Deep-sea viruses aren’t just dealers of disease; they’re crucial players in Earth’s nutrient cycles. In marine sediments, virus assassinations of single-celled life-forms called archaea play a much larger role in carbon and other chemical cycles than previously thought, new research suggests. For instance, those microbial murders release as much as 500 million metric tons of carbon annually worldwide, researchers report online October 12 in Science Advances.
Viruses are a major killer of bacteria and archaea in the deep sea, busting open infected cells like water balloons and spewing the cells’ innards. To find the relative number of massacred microbes, marine ecologist Roberto Danovaro of Polytechnic University of Marche in Ancona, Italy, and colleagues studied the spilled guts of the viruses’ victims.

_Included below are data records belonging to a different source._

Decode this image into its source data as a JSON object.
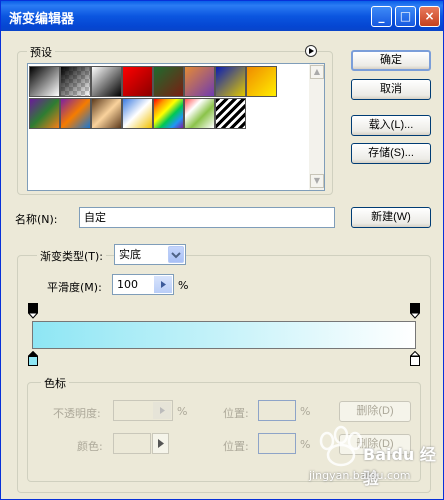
{
  "window": {
    "title": "渐变编辑器"
  },
  "title_buttons": {
    "minimize": "_",
    "maximize": "□",
    "close": "×"
  },
  "presets": {
    "label": "预设"
  },
  "buttons": {
    "ok": "确定",
    "cancel": "取消",
    "load": "载入(L)...",
    "save": "存储(S)...",
    "new": "新建(W)"
  },
  "name_row": {
    "label": "名称(N):",
    "value": "自定"
  },
  "gradient_type": {
    "label": "渐变类型(T):",
    "value": "实底"
  },
  "smoothness": {
    "label": "平滑度(M):",
    "value": "100",
    "unit": "%"
  },
  "color_stops": {
    "label": "色标",
    "opacity_label": "不透明度:",
    "opacity_unit": "%",
    "position_label": "位置:",
    "position_unit": "%",
    "delete_label": "删除(D)",
    "color_label": "颜色:",
    "position2_label": "位置:",
    "position2_unit": "%",
    "delete2_label": "删除(D)"
  },
  "gradient": {
    "start_color": "#8ee6f4",
    "end_color": "#ffffff"
  },
  "watermark": {
    "line1": "Baidu 经验",
    "line2": "jingyan.baidu.com"
  },
  "colors": {
    "title_bar": "#0b56e0",
    "dialog_bg": "#ece9d8",
    "close_red": "#d0492a"
  }
}
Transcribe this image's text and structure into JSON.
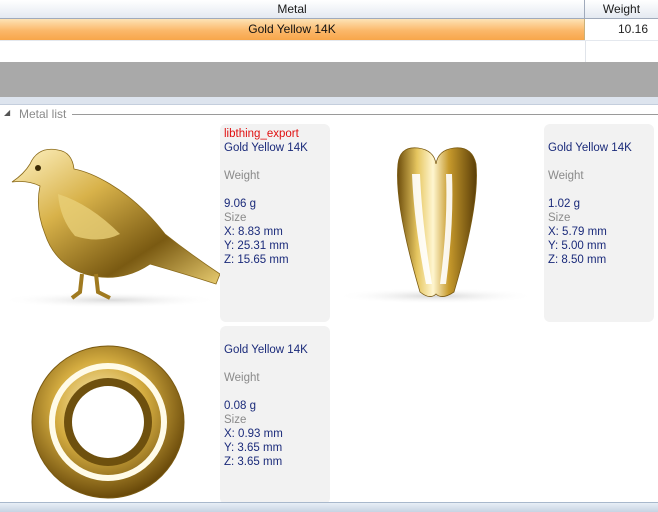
{
  "grid": {
    "columns": [
      "Metal",
      "Weight"
    ],
    "rows": [
      {
        "metal": "Gold Yellow 14K",
        "weight": "10.16"
      }
    ]
  },
  "section": {
    "title": "Metal list"
  },
  "cards": [
    {
      "export_label": "libthing_export",
      "metal": "Gold Yellow 14K",
      "weight_label": "Weight",
      "weight": "9.06 g",
      "size_label": "Size",
      "x": "X: 8.83 mm",
      "y": "Y: 25.31 mm",
      "z": "Z: 15.65 mm",
      "icon": "bird-figurine"
    },
    {
      "metal": "Gold Yellow 14K",
      "weight_label": "Weight",
      "weight": "1.02 g",
      "size_label": "Size",
      "x": "X: 5.79 mm",
      "y": "Y: 5.00 mm",
      "z": "Z: 8.50 mm",
      "icon": "bail-loop"
    },
    {
      "metal": "Gold Yellow 14K",
      "weight_label": "Weight",
      "weight": "0.08 g",
      "size_label": "Size",
      "x": "X: 0.93 mm",
      "y": "Y: 3.65 mm",
      "z": "Z: 3.65 mm",
      "icon": "jump-ring"
    }
  ],
  "colors": {
    "selected_row": "#fbb86a",
    "metal_text": "#1a2a7a",
    "export_text": "#e01010",
    "gold": "#c9a33a"
  }
}
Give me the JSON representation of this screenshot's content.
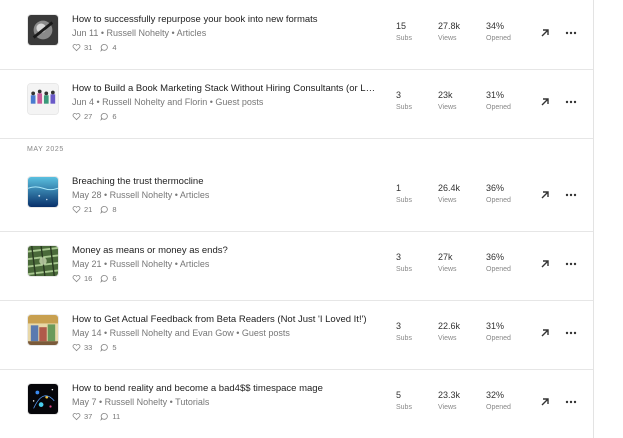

Tallying the number of archaeal versus bacterial genes released from the carnage in more than 480 sediment samples, the researchers discovered that viruses kill archaea disproportionately more often than bacteria. Despite making up on average about 12 percent of the microbial population in the top 50 centimeters of sediment, archaea accounted for up to one-third of the total biomass killed by viruses, Danovaro and colleagues report. The researchers do not speculate on why archaea were such frequent targets. Those deaths were not in vain, though: Archaea corpses supply nutrients such as carbon that help sustain other life-forms.